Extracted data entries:
┄┄┄┄┄┄┄┄┄┄

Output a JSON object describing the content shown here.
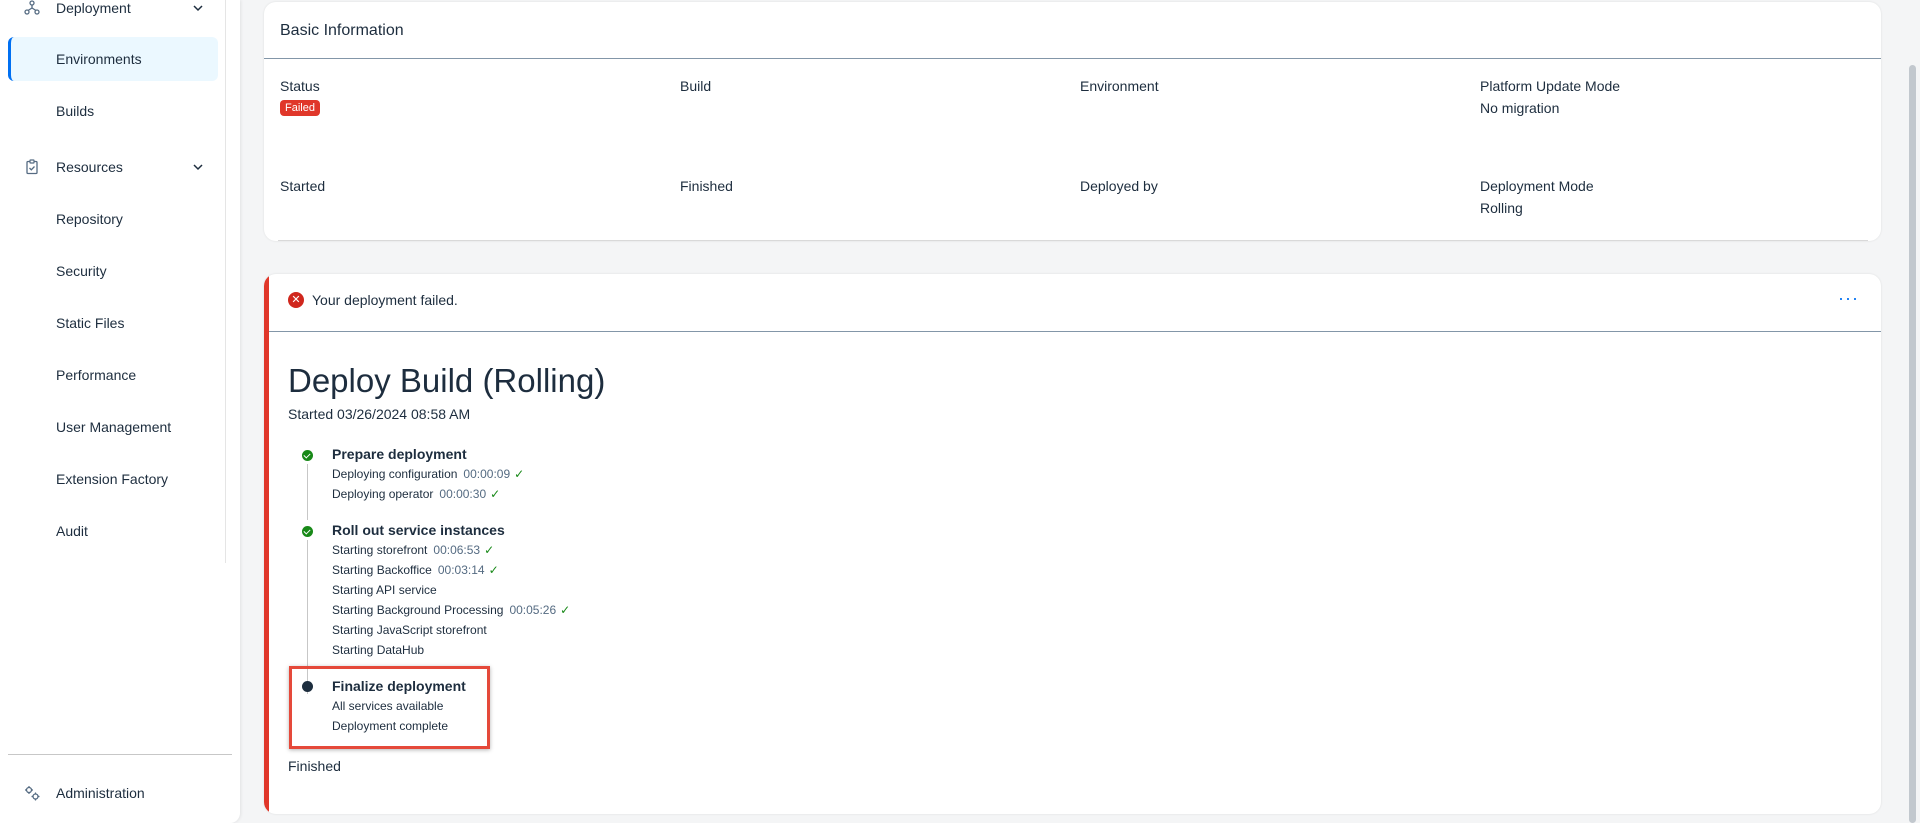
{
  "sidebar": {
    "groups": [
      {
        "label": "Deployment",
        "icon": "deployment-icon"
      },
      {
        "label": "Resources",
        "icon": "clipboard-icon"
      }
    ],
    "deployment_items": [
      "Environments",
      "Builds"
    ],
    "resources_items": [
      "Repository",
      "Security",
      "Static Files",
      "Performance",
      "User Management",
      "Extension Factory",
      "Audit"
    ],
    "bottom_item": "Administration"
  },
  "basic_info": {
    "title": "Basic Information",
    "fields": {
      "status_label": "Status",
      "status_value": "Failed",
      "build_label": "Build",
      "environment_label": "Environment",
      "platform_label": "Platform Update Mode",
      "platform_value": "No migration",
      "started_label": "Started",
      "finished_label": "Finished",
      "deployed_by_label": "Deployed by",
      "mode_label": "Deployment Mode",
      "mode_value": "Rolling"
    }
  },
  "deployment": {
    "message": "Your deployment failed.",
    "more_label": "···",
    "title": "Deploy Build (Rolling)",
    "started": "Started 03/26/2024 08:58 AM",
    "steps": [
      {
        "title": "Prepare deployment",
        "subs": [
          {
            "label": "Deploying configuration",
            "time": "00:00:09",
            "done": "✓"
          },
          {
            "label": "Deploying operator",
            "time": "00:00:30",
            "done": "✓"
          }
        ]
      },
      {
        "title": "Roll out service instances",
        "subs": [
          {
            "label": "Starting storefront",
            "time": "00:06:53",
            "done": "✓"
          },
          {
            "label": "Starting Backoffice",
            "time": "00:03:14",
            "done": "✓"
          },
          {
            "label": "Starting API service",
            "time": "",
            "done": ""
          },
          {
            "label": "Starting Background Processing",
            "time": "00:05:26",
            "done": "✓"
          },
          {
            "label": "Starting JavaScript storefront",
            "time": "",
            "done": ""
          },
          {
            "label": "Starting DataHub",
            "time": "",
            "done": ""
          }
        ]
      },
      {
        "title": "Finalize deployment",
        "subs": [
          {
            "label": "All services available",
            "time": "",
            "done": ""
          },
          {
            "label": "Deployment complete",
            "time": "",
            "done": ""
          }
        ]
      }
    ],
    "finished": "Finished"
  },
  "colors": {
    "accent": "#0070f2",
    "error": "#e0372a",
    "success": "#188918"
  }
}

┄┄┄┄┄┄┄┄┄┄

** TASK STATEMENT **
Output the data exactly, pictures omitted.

** REPLY **
Output a JSON object describing the content shown here.
{
  "sidebar": {
    "groups": [
      {
        "label": "Deployment",
        "icon": "deployment-icon"
      },
      {
        "label": "Resources",
        "icon": "clipboard-icon"
      }
    ],
    "deployment_items": [
      "Environments",
      "Builds"
    ],
    "resources_items": [
      "Repository",
      "Security",
      "Static Files",
      "Performance",
      "User Management",
      "Extension Factory",
      "Audit"
    ],
    "bottom_item": "Administration"
  },
  "basic_info": {
    "title": "Basic Information",
    "fields": {
      "status_label": "Status",
      "status_value": "Failed",
      "build_label": "Build",
      "environment_label": "Environment",
      "platform_label": "Platform Update Mode",
      "platform_value": "No migration",
      "started_label": "Started",
      "finished_label": "Finished",
      "deployed_by_label": "Deployed by",
      "mode_label": "Deployment Mode",
      "mode_value": "Rolling"
    }
  },
  "deployment": {
    "message": "Your deployment failed.",
    "more_label": "···",
    "title": "Deploy Build (Rolling)",
    "started": "Started 03/26/2024 08:58 AM",
    "steps": [
      {
        "title": "Prepare deployment",
        "subs": [
          {
            "label": "Deploying configuration",
            "time": "00:00:09",
            "done": "✓"
          },
          {
            "label": "Deploying operator",
            "time": "00:00:30",
            "done": "✓"
          }
        ]
      },
      {
        "title": "Roll out service instances",
        "subs": [
          {
            "label": "Starting storefront",
            "time": "00:06:53",
            "done": "✓"
          },
          {
            "label": "Starting Backoffice",
            "time": "00:03:14",
            "done": "✓"
          },
          {
            "label": "Starting API service",
            "time": "",
            "done": ""
          },
          {
            "label": "Starting Background Processing",
            "time": "00:05:26",
            "done": "✓"
          },
          {
            "label": "Starting JavaScript storefront",
            "time": "",
            "done": ""
          },
          {
            "label": "Starting DataHub",
            "time": "",
            "done": ""
          }
        ]
      },
      {
        "title": "Finalize deployment",
        "subs": [
          {
            "label": "All services available",
            "time": "",
            "done": ""
          },
          {
            "label": "Deployment complete",
            "time": "",
            "done": ""
          }
        ]
      }
    ],
    "finished": "Finished"
  },
  "colors": {
    "accent": "#0070f2",
    "error": "#e0372a",
    "success": "#188918"
  }
}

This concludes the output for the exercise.